Segment Start: DATA FOR THE TASK

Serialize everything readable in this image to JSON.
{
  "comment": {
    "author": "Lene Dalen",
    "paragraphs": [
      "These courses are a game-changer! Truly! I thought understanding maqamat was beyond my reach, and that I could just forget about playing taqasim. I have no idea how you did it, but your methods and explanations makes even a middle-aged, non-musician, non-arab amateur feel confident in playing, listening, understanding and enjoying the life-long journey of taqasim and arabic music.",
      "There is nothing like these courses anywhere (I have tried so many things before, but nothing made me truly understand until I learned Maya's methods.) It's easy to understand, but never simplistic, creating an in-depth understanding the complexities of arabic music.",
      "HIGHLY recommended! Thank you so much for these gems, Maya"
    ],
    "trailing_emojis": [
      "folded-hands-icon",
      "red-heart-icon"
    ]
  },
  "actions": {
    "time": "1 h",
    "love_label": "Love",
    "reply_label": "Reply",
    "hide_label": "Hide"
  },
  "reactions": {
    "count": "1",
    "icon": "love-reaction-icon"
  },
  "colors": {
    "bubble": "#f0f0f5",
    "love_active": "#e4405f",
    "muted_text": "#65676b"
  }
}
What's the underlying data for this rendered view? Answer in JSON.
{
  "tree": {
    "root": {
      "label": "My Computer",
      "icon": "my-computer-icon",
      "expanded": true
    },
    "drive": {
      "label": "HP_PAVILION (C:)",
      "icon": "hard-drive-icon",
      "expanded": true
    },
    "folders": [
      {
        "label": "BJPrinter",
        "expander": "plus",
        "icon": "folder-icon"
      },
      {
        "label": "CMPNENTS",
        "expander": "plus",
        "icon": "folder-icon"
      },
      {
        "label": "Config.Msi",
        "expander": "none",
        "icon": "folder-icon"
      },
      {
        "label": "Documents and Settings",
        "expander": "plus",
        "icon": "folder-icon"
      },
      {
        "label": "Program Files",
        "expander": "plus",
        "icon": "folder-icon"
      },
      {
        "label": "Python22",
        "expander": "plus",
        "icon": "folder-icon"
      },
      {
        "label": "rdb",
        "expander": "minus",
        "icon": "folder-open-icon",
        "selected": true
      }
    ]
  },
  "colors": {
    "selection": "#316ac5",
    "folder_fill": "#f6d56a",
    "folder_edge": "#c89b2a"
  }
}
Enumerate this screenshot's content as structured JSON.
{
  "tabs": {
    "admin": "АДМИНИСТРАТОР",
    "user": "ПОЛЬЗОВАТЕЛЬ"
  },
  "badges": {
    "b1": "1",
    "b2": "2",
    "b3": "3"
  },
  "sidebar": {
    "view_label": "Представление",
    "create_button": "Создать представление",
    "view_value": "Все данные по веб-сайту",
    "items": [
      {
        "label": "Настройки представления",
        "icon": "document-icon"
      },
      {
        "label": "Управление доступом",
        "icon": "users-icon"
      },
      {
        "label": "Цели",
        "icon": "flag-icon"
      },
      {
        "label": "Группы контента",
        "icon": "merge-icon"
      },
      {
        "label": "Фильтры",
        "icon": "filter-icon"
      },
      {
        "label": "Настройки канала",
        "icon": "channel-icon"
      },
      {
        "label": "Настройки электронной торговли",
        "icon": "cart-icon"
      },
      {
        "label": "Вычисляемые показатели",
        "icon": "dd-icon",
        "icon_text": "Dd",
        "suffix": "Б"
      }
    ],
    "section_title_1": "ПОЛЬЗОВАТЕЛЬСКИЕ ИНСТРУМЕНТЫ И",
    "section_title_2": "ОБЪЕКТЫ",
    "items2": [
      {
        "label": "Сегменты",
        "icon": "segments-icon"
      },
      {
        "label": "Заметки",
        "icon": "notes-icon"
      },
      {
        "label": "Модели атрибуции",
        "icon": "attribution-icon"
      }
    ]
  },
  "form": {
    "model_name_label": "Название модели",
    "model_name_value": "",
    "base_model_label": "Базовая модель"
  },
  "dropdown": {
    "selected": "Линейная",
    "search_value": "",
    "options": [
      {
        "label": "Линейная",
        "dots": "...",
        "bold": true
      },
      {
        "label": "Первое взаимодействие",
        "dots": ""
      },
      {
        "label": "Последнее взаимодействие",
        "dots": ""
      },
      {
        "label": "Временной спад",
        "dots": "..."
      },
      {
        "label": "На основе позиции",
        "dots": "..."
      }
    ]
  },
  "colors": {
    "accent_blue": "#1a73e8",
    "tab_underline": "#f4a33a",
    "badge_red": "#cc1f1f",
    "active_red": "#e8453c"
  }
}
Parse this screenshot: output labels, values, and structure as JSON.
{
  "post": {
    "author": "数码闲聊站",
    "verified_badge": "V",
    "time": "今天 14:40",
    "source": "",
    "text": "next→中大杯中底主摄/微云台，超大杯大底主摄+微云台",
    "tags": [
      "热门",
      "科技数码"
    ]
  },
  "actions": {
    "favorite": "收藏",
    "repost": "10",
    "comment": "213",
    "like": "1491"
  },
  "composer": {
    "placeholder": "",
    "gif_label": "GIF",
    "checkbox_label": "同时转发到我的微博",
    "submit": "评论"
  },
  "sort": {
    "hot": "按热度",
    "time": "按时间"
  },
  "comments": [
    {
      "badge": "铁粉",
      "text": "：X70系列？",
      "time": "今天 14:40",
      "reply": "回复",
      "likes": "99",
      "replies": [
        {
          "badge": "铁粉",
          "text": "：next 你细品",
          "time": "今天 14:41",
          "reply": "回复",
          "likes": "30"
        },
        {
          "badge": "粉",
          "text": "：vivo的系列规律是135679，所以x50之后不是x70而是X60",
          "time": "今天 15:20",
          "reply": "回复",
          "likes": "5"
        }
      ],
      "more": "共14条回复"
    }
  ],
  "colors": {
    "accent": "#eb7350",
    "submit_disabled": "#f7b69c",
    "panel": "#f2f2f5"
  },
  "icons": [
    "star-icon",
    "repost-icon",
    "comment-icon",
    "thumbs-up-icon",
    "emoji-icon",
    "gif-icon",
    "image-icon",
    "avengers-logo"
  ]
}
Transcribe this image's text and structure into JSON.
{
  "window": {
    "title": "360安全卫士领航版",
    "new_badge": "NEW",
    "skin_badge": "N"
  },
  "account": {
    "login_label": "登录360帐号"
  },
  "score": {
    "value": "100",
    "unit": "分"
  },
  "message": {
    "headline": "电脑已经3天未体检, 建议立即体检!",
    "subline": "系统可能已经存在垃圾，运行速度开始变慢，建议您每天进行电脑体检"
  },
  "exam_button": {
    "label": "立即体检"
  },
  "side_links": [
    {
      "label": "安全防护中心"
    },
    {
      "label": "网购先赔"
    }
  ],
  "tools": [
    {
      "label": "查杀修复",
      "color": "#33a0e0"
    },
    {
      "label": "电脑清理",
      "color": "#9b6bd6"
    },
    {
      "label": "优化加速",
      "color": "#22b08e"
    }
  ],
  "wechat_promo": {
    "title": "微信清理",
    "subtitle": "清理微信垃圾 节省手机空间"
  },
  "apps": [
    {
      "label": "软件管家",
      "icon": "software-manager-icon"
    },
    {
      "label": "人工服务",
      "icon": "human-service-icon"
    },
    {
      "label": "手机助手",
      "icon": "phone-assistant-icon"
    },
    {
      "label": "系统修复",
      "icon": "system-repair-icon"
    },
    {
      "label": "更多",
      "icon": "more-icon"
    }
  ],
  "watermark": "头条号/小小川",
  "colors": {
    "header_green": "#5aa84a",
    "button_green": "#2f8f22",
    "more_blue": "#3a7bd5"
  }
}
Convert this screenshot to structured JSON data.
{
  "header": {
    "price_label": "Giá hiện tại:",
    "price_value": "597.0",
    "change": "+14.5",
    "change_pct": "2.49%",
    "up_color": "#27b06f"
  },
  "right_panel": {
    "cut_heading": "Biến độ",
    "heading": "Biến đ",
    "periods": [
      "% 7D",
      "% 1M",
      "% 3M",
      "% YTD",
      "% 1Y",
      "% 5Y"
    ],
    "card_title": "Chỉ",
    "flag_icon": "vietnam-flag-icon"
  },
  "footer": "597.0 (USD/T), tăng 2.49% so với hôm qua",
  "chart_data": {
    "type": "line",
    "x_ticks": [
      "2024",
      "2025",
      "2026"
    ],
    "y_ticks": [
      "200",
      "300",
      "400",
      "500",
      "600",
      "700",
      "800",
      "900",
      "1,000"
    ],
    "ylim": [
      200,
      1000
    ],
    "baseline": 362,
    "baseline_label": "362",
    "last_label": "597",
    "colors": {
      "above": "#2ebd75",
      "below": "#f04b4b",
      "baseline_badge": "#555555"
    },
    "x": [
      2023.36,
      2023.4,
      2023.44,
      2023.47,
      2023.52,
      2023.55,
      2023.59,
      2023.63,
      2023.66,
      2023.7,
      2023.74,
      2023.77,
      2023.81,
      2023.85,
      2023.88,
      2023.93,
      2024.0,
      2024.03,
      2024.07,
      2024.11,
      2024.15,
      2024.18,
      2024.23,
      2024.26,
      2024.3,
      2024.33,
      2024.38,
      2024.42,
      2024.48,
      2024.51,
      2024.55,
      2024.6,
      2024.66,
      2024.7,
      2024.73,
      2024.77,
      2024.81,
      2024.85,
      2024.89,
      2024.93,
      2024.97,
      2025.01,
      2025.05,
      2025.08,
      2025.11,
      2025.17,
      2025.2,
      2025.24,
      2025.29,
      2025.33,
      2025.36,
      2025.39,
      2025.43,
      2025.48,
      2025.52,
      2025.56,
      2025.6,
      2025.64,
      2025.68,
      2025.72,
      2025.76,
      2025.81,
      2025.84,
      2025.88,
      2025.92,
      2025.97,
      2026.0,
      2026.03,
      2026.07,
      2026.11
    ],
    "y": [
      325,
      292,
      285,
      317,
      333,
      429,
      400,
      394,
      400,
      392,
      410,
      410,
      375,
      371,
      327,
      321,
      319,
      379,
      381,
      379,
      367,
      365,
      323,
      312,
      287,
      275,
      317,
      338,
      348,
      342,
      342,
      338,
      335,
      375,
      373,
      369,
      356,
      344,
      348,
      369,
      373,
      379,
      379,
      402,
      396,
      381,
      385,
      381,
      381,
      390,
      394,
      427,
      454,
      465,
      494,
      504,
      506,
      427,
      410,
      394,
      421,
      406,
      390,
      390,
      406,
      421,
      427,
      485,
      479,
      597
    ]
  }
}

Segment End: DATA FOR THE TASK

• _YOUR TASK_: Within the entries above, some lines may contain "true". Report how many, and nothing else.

• _REPLY TO THE TASK_: 4